Status: Active, Roman Catholic
E. Allegheny Avenue & Thompson Street
Philadelphia, PA 19134
Original visit: July 21, 2007
Subsequent visits: May 31, 2008
Where Is It?
Thompson and E Allegheny Avenue, in Port Richmond.
This week the Project travels to what is probably the most visible, well-known church so far, St. Adalbert.
What, you say you never heard of it? Ah, but bear with me.
Most Philadelphians are familiar with St. Adalbert, even if mentioning its name brings a puzzled look to their faces. This church, you see, is located right of the west side of I-95. That prominent location, as well as its bright aqua roof and spires, make it highly visible to anyone driving along the highway. You’ve probably all seen it at some point without even truly realizing it.
St. Adalbert is the first member of what I like to call “Church Alley.” As if right on cue…
Church Project Theorem #9: Church Alley. This term refers to the seven-block radius along Allegheny Avenue, between Gaul and Thompson streets. That stretch is home to three, count ‘em, three Catholic churches: Adalbert, Our Lady Help of Christians and Nativity B.V.M.
They’re lined up on Allegheny like cute like ducks in a row, and all are quite visible from I-95, although Adalbert is the farthest east and thus most prominent. Granted, only Nativity is a true territorial parish; Adalbert is designated as Polish, and Our Lady Help of Christians is designated as German. Still, it’s a pretty ballsy arrangement.
Back to Adalbert. It’s a large, if not huge, church that scores its points for design. As I mentioned, it’s notable for its bright aqua roof and matching aqua spires, which are really quite pretty.
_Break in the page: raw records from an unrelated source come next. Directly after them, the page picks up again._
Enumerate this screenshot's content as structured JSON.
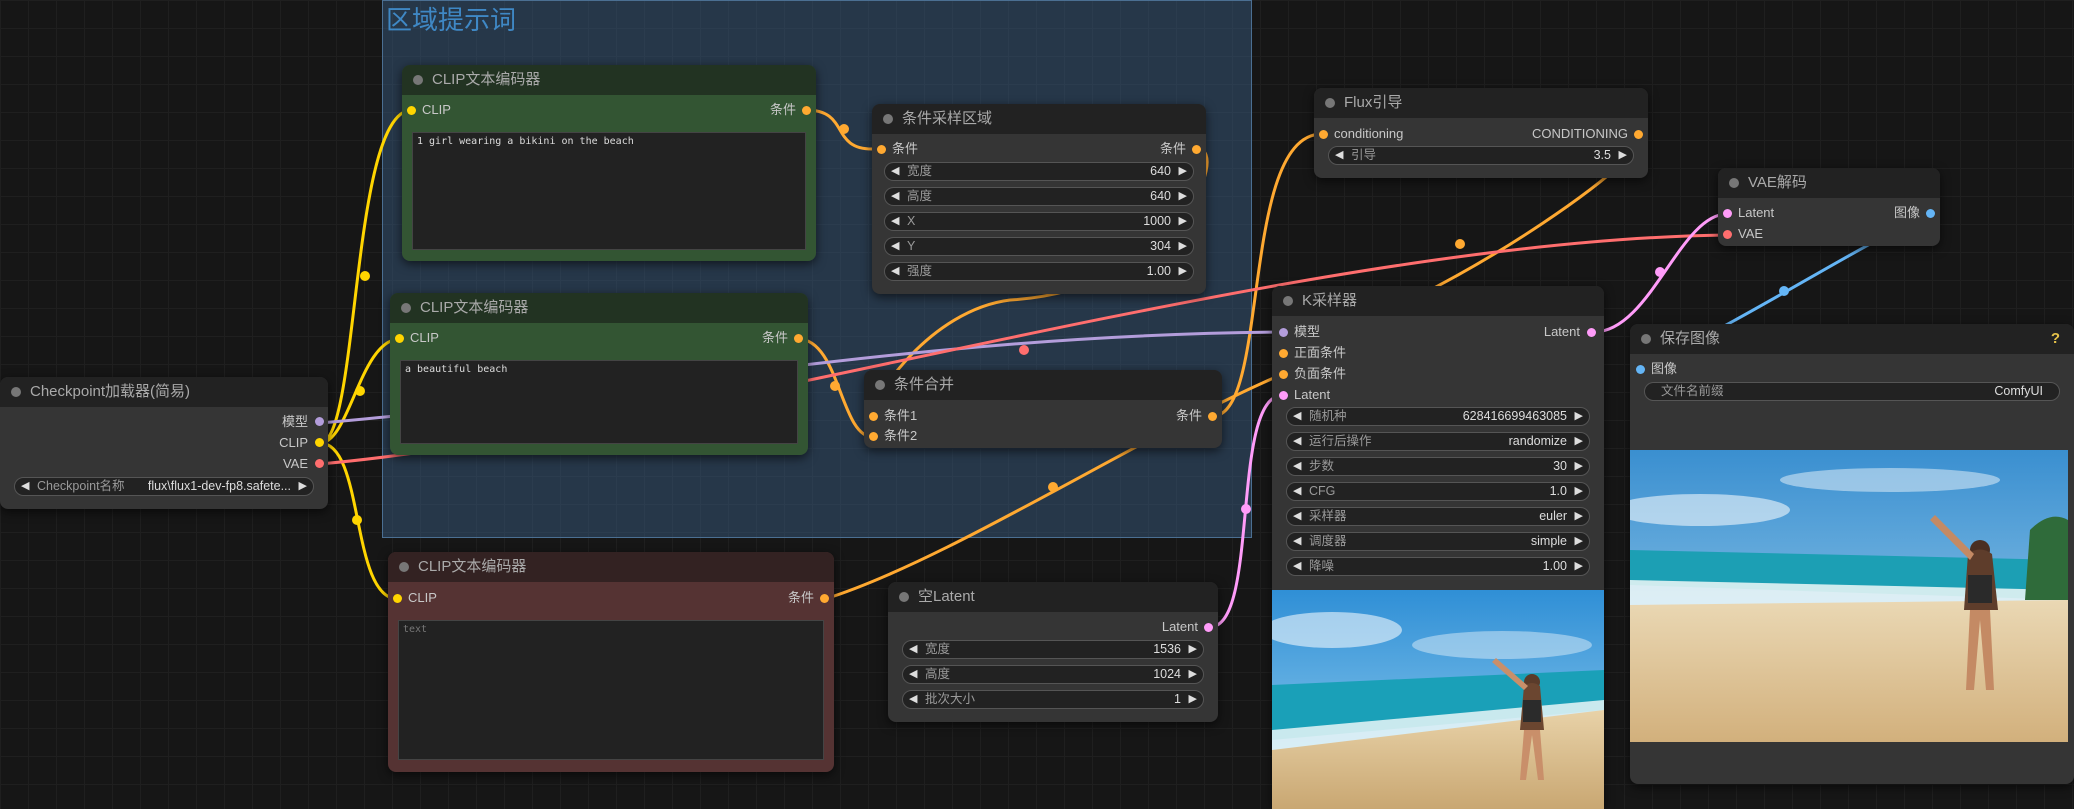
{
  "group": {
    "title": "区域提示词"
  },
  "checkpoint": {
    "title": "Checkpoint加载器(简易)",
    "out_model": "模型",
    "out_clip": "CLIP",
    "out_vae": "VAE",
    "ckpt_label": "Checkpoint名称",
    "ckpt_value": "flux\\flux1-dev-fp8.safete..."
  },
  "clip1": {
    "title": "CLIP文本编码器",
    "in": "CLIP",
    "out": "条件",
    "text": "1 girl wearing a bikini on the beach"
  },
  "clip2": {
    "title": "CLIP文本编码器",
    "in": "CLIP",
    "out": "条件",
    "text": "a beautiful beach"
  },
  "clip3": {
    "title": "CLIP文本编码器",
    "in": "CLIP",
    "out": "条件",
    "placeholder": "text"
  },
  "area": {
    "title": "条件采样区域",
    "in": "条件",
    "out": "条件",
    "width_label": "宽度",
    "width": "640",
    "height_label": "高度",
    "height": "640",
    "x_label": "X",
    "x": "1000",
    "y_label": "Y",
    "y": "304",
    "strength_label": "强度",
    "strength": "1.00"
  },
  "combine": {
    "title": "条件合并",
    "in1": "条件1",
    "in2": "条件2",
    "out": "条件"
  },
  "latent": {
    "title": "空Latent",
    "out": "Latent",
    "width_label": "宽度",
    "width": "1536",
    "height_label": "高度",
    "height": "1024",
    "batch_label": "批次大小",
    "batch": "1"
  },
  "flux": {
    "title": "Flux引导",
    "in": "conditioning",
    "out": "CONDITIONING",
    "guide_label": "引导",
    "guide": "3.5"
  },
  "ksampler": {
    "title": "K采样器",
    "in_model": "模型",
    "in_pos": "正面条件",
    "in_neg": "负面条件",
    "in_latent": "Latent",
    "out": "Latent",
    "seed_label": "随机种",
    "seed": "628416699463085",
    "after_label": "运行后操作",
    "after": "randomize",
    "steps_label": "步数",
    "steps": "30",
    "cfg_label": "CFG",
    "cfg": "1.0",
    "sampler_label": "采样器",
    "sampler": "euler",
    "scheduler_label": "调度器",
    "scheduler": "simple",
    "denoise_label": "降噪",
    "denoise": "1.00"
  },
  "vae": {
    "title": "VAE解码",
    "in_latent": "Latent",
    "in_vae": "VAE",
    "out": "图像"
  },
  "save": {
    "title": "保存图像",
    "in": "图像",
    "prefix_label": "文件名前缀",
    "prefix": "ComfyUI",
    "help": "?"
  },
  "colors": {
    "clip": "#ffd500",
    "cond": "#ffa931",
    "model": "#b39ddb",
    "vae": "#ff6e6e",
    "latent": "#ff9cf9",
    "image": "#64b5f6"
  }
}
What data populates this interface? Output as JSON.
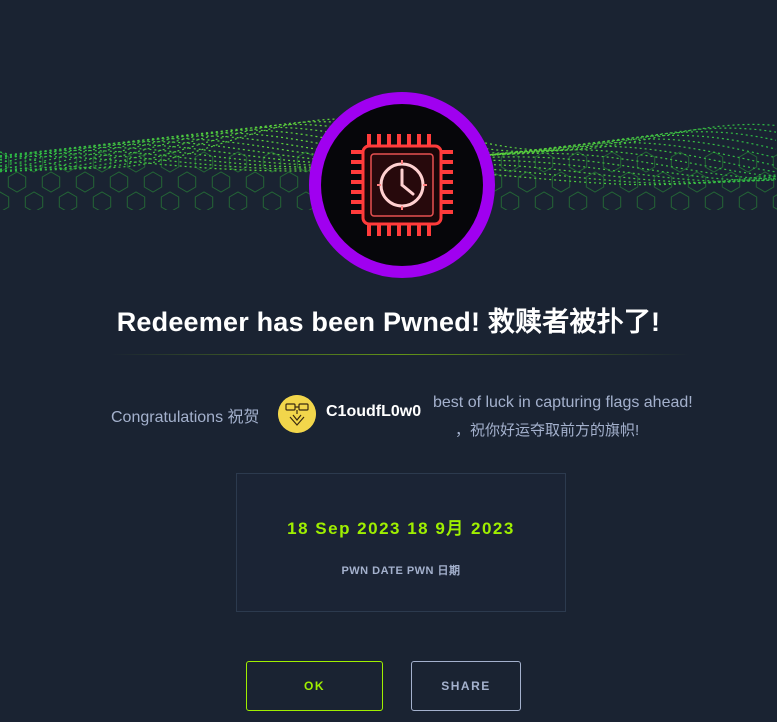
{
  "modal": {
    "title": "Redeemer has been Pwned! 救赎者被扑了!",
    "congrats_label": "Congratulations  祝贺",
    "username": "C1oudfL0w0",
    "luck_message": "best of luck in capturing flags ahead!",
    "luck_message_cn": "，祝你好运夺取前方的旗帜!",
    "pwn_date": "18 Sep 2023 18 9月 2023",
    "pwn_date_label": "PWN DATE PWN 日期",
    "ok_label": "OK",
    "share_label": "SHARE"
  },
  "icons": {
    "banner": "green-wave-banner",
    "badge": "machine-chip-clock-icon",
    "avatar": "user-avatar"
  },
  "colors": {
    "background": "#1a2332",
    "accent_green": "#9fef00",
    "badge_ring": "#a000f0",
    "chip_red": "#ff3b3b",
    "muted_text": "#a4b1cd"
  }
}
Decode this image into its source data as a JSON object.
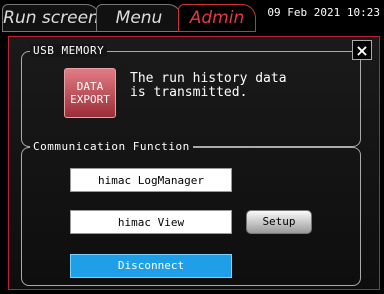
{
  "tabs": {
    "run": "Run screen",
    "menu": "Menu",
    "admin": "Admin"
  },
  "datetime": "09 Feb 2021 10:23",
  "close_icon": "×",
  "usb": {
    "legend": "USB MEMORY",
    "data_export_line1": "DATA",
    "data_export_line2": "EXPORT",
    "message_line1": "The run history data",
    "message_line2": "is transmitted."
  },
  "comm": {
    "legend": "Communication Function",
    "logmanager": "himac LogManager",
    "view": "himac View",
    "setup": "Setup",
    "disconnect": "Disconnect"
  }
}
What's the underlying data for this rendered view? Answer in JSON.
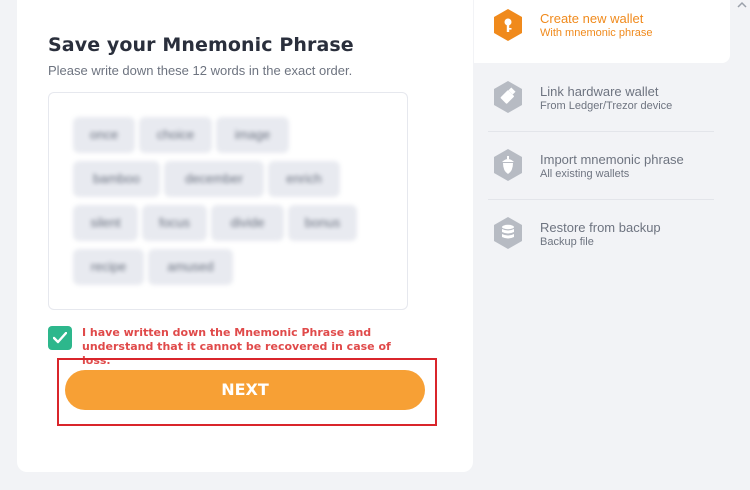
{
  "form": {
    "title": "Save your Mnemonic Phrase",
    "subtitle": "Please write down these 12 words in the exact order.",
    "words": [
      "once",
      "choice",
      "image",
      "bamboo",
      "december",
      "enrich",
      "silent",
      "focus",
      "divide",
      "bonus",
      "recipe",
      "amused"
    ],
    "confirm_checked": true,
    "confirm_text": "I have written down the Mnemonic Phrase and understand that it cannot be recovered in case of loss.",
    "next_label": "NEXT"
  },
  "sidebar": {
    "items": [
      {
        "title": "Create new wallet",
        "subtitle": "With mnemonic phrase",
        "icon": "key-icon",
        "active": true
      },
      {
        "title": "Link hardware wallet",
        "subtitle": "From Ledger/Trezor device",
        "icon": "usb-icon",
        "active": false
      },
      {
        "title": "Import mnemonic phrase",
        "subtitle": "All existing wallets",
        "icon": "acorn-icon",
        "active": false
      },
      {
        "title": "Restore from backup",
        "subtitle": "Backup file",
        "icon": "database-icon",
        "active": false
      }
    ]
  },
  "colors": {
    "accent": "#f7a035",
    "active_text": "#f08a1c",
    "check_green": "#2db78c",
    "warning_red": "#e04a4a",
    "highlight_frame": "#d9252b"
  }
}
Inside, the church is even prettier, with a soaring, columned Gothic design. Because this is a Polish church, the paintwork is done in white with a variety of crazy, colorful Eastern-European style designs and patterns. The design is capped by one of the coolest altars we’ve seen yet, a huge, ornate job that stretches from the floor to the ceiling.
We’ve seen a lot of pretty marble pieces before, but this deserves some credit because it’s made out of wood. Ok, wood might be easier to carve than marble, but still, this is pretty cool — big and bold, with a variety of intricate points, latticework, and religious statues, some of which are pretty large. It’s done in a dark color, accented by reds and golds, which makes an interesting contrast to the white plaster around it. Beautiful.
I should also mention the satined glass windows, which, true to Gothic design, are large and very ornate. Each one depicts a Saint in various poses. There is a particularly gruesome one of St. Michael the Archangel stabbing a demon that I assume is Lucifer. I don’t think I’ve seen blood inscribed so artfully on stained glass before.
Look for it: Have you ever seen an aqua gargoyle?
How's It Doing?
You’d think that, in a section featuring three Catholic churches in a seven-block span, at least one of churches would be in trouble. And you'd be right. All three are still open, but this 1950 type of arrangement doesn't work so well anymore.
Adalbert is the healthiest of the three, thanks to the still-vibrant Polish community in this part of town, and should continue to be so for a while. The other two? Well, we'll get to them later, but their outlooks are far less rosy.
Given its location, Adalbert is easily and quickly accessible via I-95. There’s no lot, so you’ll have to wage war with the one-way streets and often precarious parking.
Random crimes aside, Port Richmond is a fairly respectable neighborhood. You should have no qualms about coming here.
I happened to wear a “Wildcats” shirt to mass (go ‘Nova!). On my way out, the priest, whose name I didn’t catch, noticed by shirt and responded by vaguely mumbling “Wildcats? WILDCATS!” He then stuck his hand into my chest with what I can only describe was a half poke, half tickle.
I was speechless then, and I’m still speechless now.
Mailbag 29: Church Alley Update / November 16, 2011
St. Adalbert's Roof / April 12, 2010
Schools, Not Parishes. Get it Right / December 14, 2009
The Final Word
The Project’s first ethnic parish turns out to be a beauty. Recommended.